We have introduced a limit on the orders we can take today.
See our FAQs for more info

What to watch

I’m a stay-at-home ‘twitcher’ - liking nothing better than settling down in a comfy seat, with a good view of the garden, to take a mental note of the comings and goings of a wide range of birds. From autumn to spring, I can track the seasons as migrants pass through.

During the autumn, blackcaps and other birds flood in from Europe to beat the deep freeze, while insect eaters, such as martins and swallows, are flying south to seek out warmer climes. Even in the UK, blackbirds from the Eastern counties go west, while others come into replace them from the near continent.

Watch out for some surprises, too, because global warming has meant that more exotic European species of birds are visiting. Like all pilgrims, they’re on the look-out for a safe place to stop over where they can get a hearty breakfast and a drop to drink. Your garden can be the perfect oasis.

"Global warming has meant that more exotic European species of birds are visiting"

Ways to encourage birds to stay

  • - Berried plants – berberis, cotoneaster, mahonia, privet and pyracantha
  • - Seeding plants – golden rod, Michaelmas daisy, snapdragon, teasel and wallflower
  • - Native plants – hawthorn, ivy, holly, spindle and guelder rose
  • - Extra food –dried fruits, flaked oats, grated cheese, suet, meat scraps, peanuts and sunflower seeds
  • - Fresh water – topped up daily for bathing and drinking
  • - Natural shelter – hedges, ivies, shrubs, trees, evergreens and other dense cover
  • - Bird boxes – for winter roosting and nesting

Pruning will help breathe new life into your roses. After a few years of blooming, a rose stem becomes exhausted, so that flowering diminishes. This loss of vigour encourages a bud lower down the stem to break and grow and replace the exhausted stem. Pruning merely helps speed up this natural process, while keeping the rose healthy and looking good.

What to plant

Growing the right plants in your garden will go a long way to making it seem attractive to garden birds. Concentrate on flowers, seeds and berries. Choose late-flowering plants that are loved by insects - a meal-ticket for insect-eaters, so that they can get their fill before migrating south.

Add in a scattering of plants for seed-eaters, such as greenfinches and goldfinches, as well as berrying plants that provide food for a wide range of resident and visiting birds, allowing them to pile on fat reserves in readiness for winter. If you are cunning, you can get the same plants to do more than one job.
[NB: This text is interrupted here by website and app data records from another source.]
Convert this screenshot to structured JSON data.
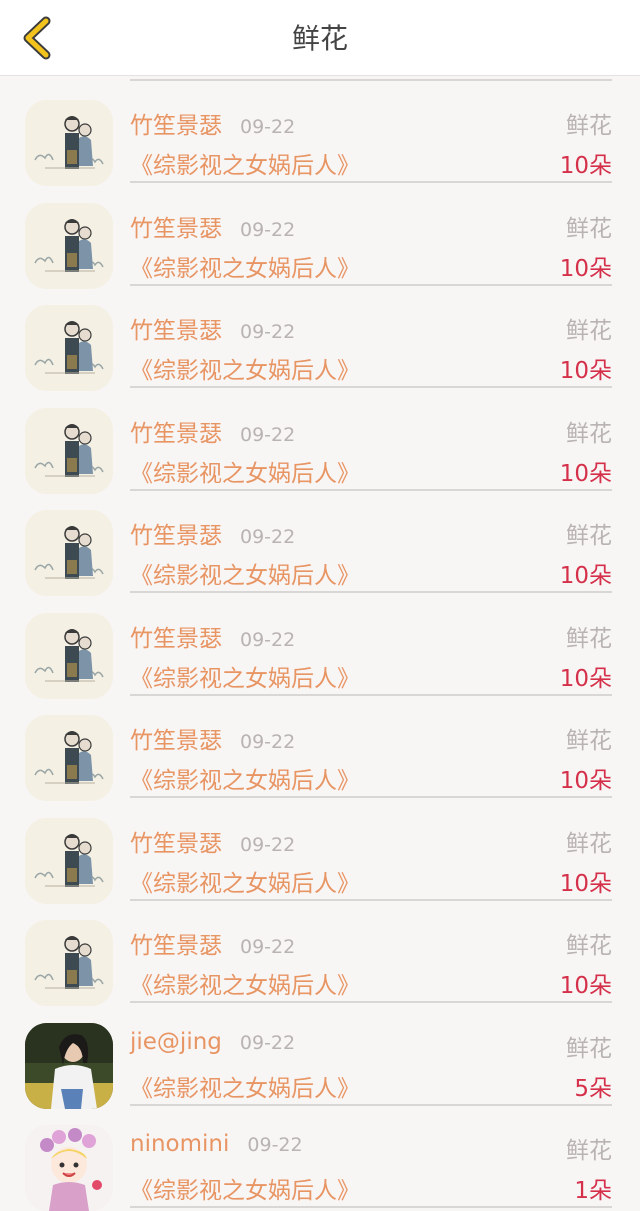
{
  "header": {
    "title": "鲜花",
    "back_icon": "chevron-left-icon",
    "accent": "#f2c31c"
  },
  "rows": [
    {
      "name": "竹笙景瑟",
      "date": "09-22",
      "type": "鲜花",
      "book": "《综影视之女娲后人》",
      "count": "10朵",
      "avatar": "illustration-avatar"
    },
    {
      "name": "竹笙景瑟",
      "date": "09-22",
      "type": "鲜花",
      "book": "《综影视之女娲后人》",
      "count": "10朵",
      "avatar": "illustration-avatar"
    },
    {
      "name": "竹笙景瑟",
      "date": "09-22",
      "type": "鲜花",
      "book": "《综影视之女娲后人》",
      "count": "10朵",
      "avatar": "illustration-avatar"
    },
    {
      "name": "竹笙景瑟",
      "date": "09-22",
      "type": "鲜花",
      "book": "《综影视之女娲后人》",
      "count": "10朵",
      "avatar": "illustration-avatar"
    },
    {
      "name": "竹笙景瑟",
      "date": "09-22",
      "type": "鲜花",
      "book": "《综影视之女娲后人》",
      "count": "10朵",
      "avatar": "illustration-avatar"
    },
    {
      "name": "竹笙景瑟",
      "date": "09-22",
      "type": "鲜花",
      "book": "《综影视之女娲后人》",
      "count": "10朵",
      "avatar": "illustration-avatar"
    },
    {
      "name": "竹笙景瑟",
      "date": "09-22",
      "type": "鲜花",
      "book": "《综影视之女娲后人》",
      "count": "10朵",
      "avatar": "illustration-avatar"
    },
    {
      "name": "竹笙景瑟",
      "date": "09-22",
      "type": "鲜花",
      "book": "《综影视之女娲后人》",
      "count": "10朵",
      "avatar": "illustration-avatar"
    },
    {
      "name": "竹笙景瑟",
      "date": "09-22",
      "type": "鲜花",
      "book": "《综影视之女娲后人》",
      "count": "10朵",
      "avatar": "illustration-avatar"
    },
    {
      "name": "jie@jing",
      "date": "09-22",
      "type": "鲜花",
      "book": "《综影视之女娲后人》",
      "count": "5朵",
      "avatar": "photo-avatar"
    },
    {
      "name": "ninomini",
      "date": "09-22",
      "type": "鲜花",
      "book": "《综影视之女娲后人》",
      "count": "1朵",
      "avatar": "cartoon-avatar"
    }
  ],
  "colors": {
    "name": "#e89564",
    "meta": "#b9b3b3",
    "count": "#d5304a",
    "background": "#f8f5f5"
  }
}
Native shrubs and trees are best. In a small garden, you could incorporate native hawthorn or hazel in a hedge – leaving trimming to late winter once the berries have been eaten, but before nesting gets underway. Choose a variety of berrying shrubs to provide food for the longest period – berberis, cotoneaster, pyracantha and viburnum are among the most popular. See ‘Berried treasure’ for more ideas.

What to feed

From mid-autumn, natural foods become increasingly scarce, so it is worth putting out food to encourage regular visitors. A bird table that’s well-stocked with a variety of foods will attract the widest range of birds. For example, tits are attracted by suet and bacon rind; wrens, and robins like grated cheese; blackbirds, redwings and fieldfares will peck at over-ripe fruit; while greenfinches and nuthatches are partial to peanuts. You can get a good selection of packaged wild bird food, containing a range of seeds and nuts, but there also suet balls and dried mealworms to suit all tastes.

To be successful, the bird table should be positioned in full view of your comfy chair, but with sufficient high cover nearby to allow birds to visit with confidence. Grey squirrels can be thwarted by choosing a squirrel-proof bird feeder or adding a baffle to the ‘leg’ of a bird table - a neighbour of mine uses a large inverted biscuit tin which seems to do the trick. But for a really close-up view, a see-through window feeder, that’s cunningly held to the outside of the window-pane by suction pads, is hard to beat. Don’t forget to scatter some food on the lawn (well away from the shrubbery where the neighbourhood moggie might lay in wait) to feed birds, such as blackbirds and thrushes, that prefer to keep their feet on the ground. Once you’ve started feeding, it is very important to continue throughout the winter months since the residents will come to rely on your generosity.

Shop bird food

What else can you do

Bird boxes Putting up bird boxes at this time of year is a good idea, because mating pairs will soon be prospecting for suitable nesting sites. Small resident birds, such as wrens and tits, often use an empty box to roost in when the weather is particularly cold.

Winter digging Turning over vacant soil will expose grubs and worms for robins and blackbirds to feast upon. Or you could take the top layer off your compost heap during a cold snap, to reveal a ready-meal instead.

Fresh water All birds need a fresh supply of water to drink and bathe in, which can be very difficult to find in sub-zero conditions. A bird bath is ideal, or you could improvise by filling a large plant pot saucer and placing it on the lawn or the patio. Make sure you top it up daily with fresh water, though.

Shop bird baths

Tools for the job

Inspiration & advice